In 1997, the Food and Drug Administration Modernization Act (FDAMA), amended the Food Drug and Cosmetic Act (FD&C Act) to streamline the way in which the FDA conducted business. One of the new procedures established to accomplish this goal was a notification process for food-contact substances. The amended FD&C Act (United States, 1998a) defined a food-contact substance as "any substance intended for use as a component of materials used in manufacturing, packing, packaging, transporting, or holding food if such use is not intended to have a technical effect in such food."

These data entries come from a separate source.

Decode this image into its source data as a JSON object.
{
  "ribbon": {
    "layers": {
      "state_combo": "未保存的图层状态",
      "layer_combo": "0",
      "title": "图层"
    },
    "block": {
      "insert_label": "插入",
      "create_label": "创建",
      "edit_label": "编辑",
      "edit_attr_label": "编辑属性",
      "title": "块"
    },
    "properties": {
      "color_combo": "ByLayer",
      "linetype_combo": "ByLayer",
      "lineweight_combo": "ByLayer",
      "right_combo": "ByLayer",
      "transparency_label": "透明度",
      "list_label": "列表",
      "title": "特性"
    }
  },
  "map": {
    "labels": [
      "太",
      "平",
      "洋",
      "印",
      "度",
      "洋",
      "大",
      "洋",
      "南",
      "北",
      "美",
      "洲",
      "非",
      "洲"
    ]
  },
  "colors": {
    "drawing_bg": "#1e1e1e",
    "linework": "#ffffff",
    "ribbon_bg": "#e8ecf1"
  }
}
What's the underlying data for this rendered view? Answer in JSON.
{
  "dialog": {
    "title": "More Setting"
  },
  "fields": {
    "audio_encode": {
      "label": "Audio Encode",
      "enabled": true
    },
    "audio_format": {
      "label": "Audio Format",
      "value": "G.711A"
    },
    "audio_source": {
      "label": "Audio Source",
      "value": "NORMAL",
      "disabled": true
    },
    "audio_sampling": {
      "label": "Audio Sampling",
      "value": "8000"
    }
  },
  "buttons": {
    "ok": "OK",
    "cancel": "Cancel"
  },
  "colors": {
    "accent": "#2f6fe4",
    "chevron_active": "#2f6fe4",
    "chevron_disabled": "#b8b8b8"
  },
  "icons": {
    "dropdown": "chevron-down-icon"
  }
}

This notification process is intended to replace the petition process as the primary means for authorizing new uses of food additives that are food-contact substances. However, discretion is given to the FDA for deciding when the petition process is more appropriate for evaluating data to provide an adequate assurance of safety.